[[ DATA IN THIS EXERCISE, beginning ]]

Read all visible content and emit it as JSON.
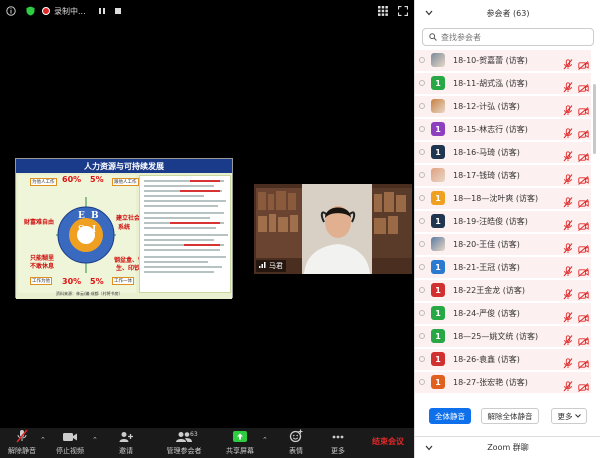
{
  "topbar": {
    "recording_label": "录制中...",
    "colors": {
      "shield": "#2ecc40",
      "lock": "#2ecc40",
      "rec": "#e02828"
    }
  },
  "shared_screen": {
    "title": "人力资源与可持续发展",
    "pct_tl": "60%",
    "pct_tr": "5%",
    "pct_bl": "30%",
    "pct_br": "5%",
    "tag_tl": "为他人工作",
    "tag_tr": "跟他人工作",
    "tag_bl": "工作为他",
    "tag_br": "工作一体",
    "red_left_1": "财富难自由",
    "red_left_2": "只能糊里",
    "red_left_3": "不敢休息",
    "red_right_1": "建立社会",
    "red_right_2": "系统",
    "red_right_3": "钢盆盒、钱",
    "red_right_4": "生、印钞",
    "wheel_e": "E",
    "wheel_b": "B",
    "wheel_s": "S",
    "wheel_i": "I",
    "footer": "资料来源：林云/编·成都（村将书房）"
  },
  "video": {
    "name": "马君"
  },
  "toolbar": {
    "mute": "解除静音",
    "video": "停止视频",
    "invite": "邀请",
    "manage": "管理参会者",
    "manage_count": "63",
    "share": "共享屏幕",
    "react": "表情",
    "more": "更多",
    "end": "结束会议"
  },
  "panel": {
    "title": "参会者 (63)",
    "search_placeholder": "查找参会者",
    "participants": [
      {
        "name": "18-10-贺嘉蕾 (访客)",
        "avatar": "",
        "avatar_color": "#7a8a9a",
        "photo": true
      },
      {
        "name": "18-11-胡式泓 (访客)",
        "avatar": "1",
        "avatar_color": "#27a844"
      },
      {
        "name": "18-12-计弘 (访客)",
        "avatar": "",
        "avatar_color": "#c88040",
        "photo": true
      },
      {
        "name": "18-15-林志行 (访客)",
        "avatar": "1",
        "avatar_color": "#8e3fc0"
      },
      {
        "name": "18-16-马琦 (访客)",
        "avatar": "1",
        "avatar_color": "#1f3550"
      },
      {
        "name": "18-17-钱琦 (访客)",
        "avatar": "",
        "avatar_color": "#e0a080",
        "photo": true
      },
      {
        "name": "18—18—沈叶爽 (访客)",
        "avatar": "1",
        "avatar_color": "#f0a020"
      },
      {
        "name": "18-19-汪皓俊 (访客)",
        "avatar": "1",
        "avatar_color": "#1f3550"
      },
      {
        "name": "18-20-王佳 (访客)",
        "avatar": "",
        "avatar_color": "#5a7aa0",
        "photo": true
      },
      {
        "name": "18-21-王冠 (访客)",
        "avatar": "1",
        "avatar_color": "#2a7ad0"
      },
      {
        "name": "18-22王金龙 (访客)",
        "avatar": "1",
        "avatar_color": "#d03030"
      },
      {
        "name": "18-24-严俊 (访客)",
        "avatar": "1",
        "avatar_color": "#27a844"
      },
      {
        "name": "18—25—姚文统 (访客)",
        "avatar": "1",
        "avatar_color": "#27a844"
      },
      {
        "name": "18-26-袁鑫 (访客)",
        "avatar": "1",
        "avatar_color": "#d03030"
      },
      {
        "name": "18-27-张宏艳 (访客)",
        "avatar": "1",
        "avatar_color": "#e06020"
      }
    ],
    "mute_all": "全体静音",
    "unmute_all": "解除全体静音",
    "more": "更多",
    "chat_title": "Zoom 群聊",
    "accent": "#0e71eb"
  }
}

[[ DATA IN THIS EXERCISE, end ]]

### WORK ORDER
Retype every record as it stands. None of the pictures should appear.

### EXERCISE RESPONSE
Read all visible content and emit it as JSON.
{
  "topbar": {
    "recording_label": "录制中...",
    "colors": {
      "shield": "#2ecc40",
      "lock": "#2ecc40",
      "rec": "#e02828"
    }
  },
  "shared_screen": {
    "title": "人力资源与可持续发展",
    "pct_tl": "60%",
    "pct_tr": "5%",
    "pct_bl": "30%",
    "pct_br": "5%",
    "tag_tl": "为他人工作",
    "tag_tr": "跟他人工作",
    "tag_bl": "工作为他",
    "tag_br": "工作一体",
    "red_left_1": "财富难自由",
    "red_left_2": "只能糊里",
    "red_left_3": "不敢休息",
    "red_right_1": "建立社会",
    "red_right_2": "系统",
    "red_right_3": "钢盆盒、钱",
    "red_right_4": "生、印钞",
    "wheel_e": "E",
    "wheel_b": "B",
    "wheel_s": "S",
    "wheel_i": "I",
    "footer": "资料来源：林云/编·成都（村将书房）"
  },
  "video": {
    "name": "马君"
  },
  "toolbar": {
    "mute": "解除静音",
    "video": "停止视频",
    "invite": "邀请",
    "manage": "管理参会者",
    "manage_count": "63",
    "share": "共享屏幕",
    "react": "表情",
    "more": "更多",
    "end": "结束会议"
  },
  "panel": {
    "title": "参会者 (63)",
    "search_placeholder": "查找参会者",
    "participants": [
      {
        "name": "18-10-贺嘉蕾 (访客)",
        "avatar": "",
        "avatar_color": "#7a8a9a",
        "photo": true
      },
      {
        "name": "18-11-胡式泓 (访客)",
        "avatar": "1",
        "avatar_color": "#27a844"
      },
      {
        "name": "18-12-计弘 (访客)",
        "avatar": "",
        "avatar_color": "#c88040",
        "photo": true
      },
      {
        "name": "18-15-林志行 (访客)",
        "avatar": "1",
        "avatar_color": "#8e3fc0"
      },
      {
        "name": "18-16-马琦 (访客)",
        "avatar": "1",
        "avatar_color": "#1f3550"
      },
      {
        "name": "18-17-钱琦 (访客)",
        "avatar": "",
        "avatar_color": "#e0a080",
        "photo": true
      },
      {
        "name": "18—18—沈叶爽 (访客)",
        "avatar": "1",
        "avatar_color": "#f0a020"
      },
      {
        "name": "18-19-汪皓俊 (访客)",
        "avatar": "1",
        "avatar_color": "#1f3550"
      },
      {
        "name": "18-20-王佳 (访客)",
        "avatar": "",
        "avatar_color": "#5a7aa0",
        "photo": true
      },
      {
        "name": "18-21-王冠 (访客)",
        "avatar": "1",
        "avatar_color": "#2a7ad0"
      },
      {
        "name": "18-22王金龙 (访客)",
        "avatar": "1",
        "avatar_color": "#d03030"
      },
      {
        "name": "18-24-严俊 (访客)",
        "avatar": "1",
        "avatar_color": "#27a844"
      },
      {
        "name": "18—25—姚文统 (访客)",
        "avatar": "1",
        "avatar_color": "#27a844"
      },
      {
        "name": "18-26-袁鑫 (访客)",
        "avatar": "1",
        "avatar_color": "#d03030"
      },
      {
        "name": "18-27-张宏艳 (访客)",
        "avatar": "1",
        "avatar_color": "#e06020"
      }
    ],
    "mute_all": "全体静音",
    "unmute_all": "解除全体静音",
    "more": "更多",
    "chat_title": "Zoom 群聊",
    "accent": "#0e71eb"
  }
}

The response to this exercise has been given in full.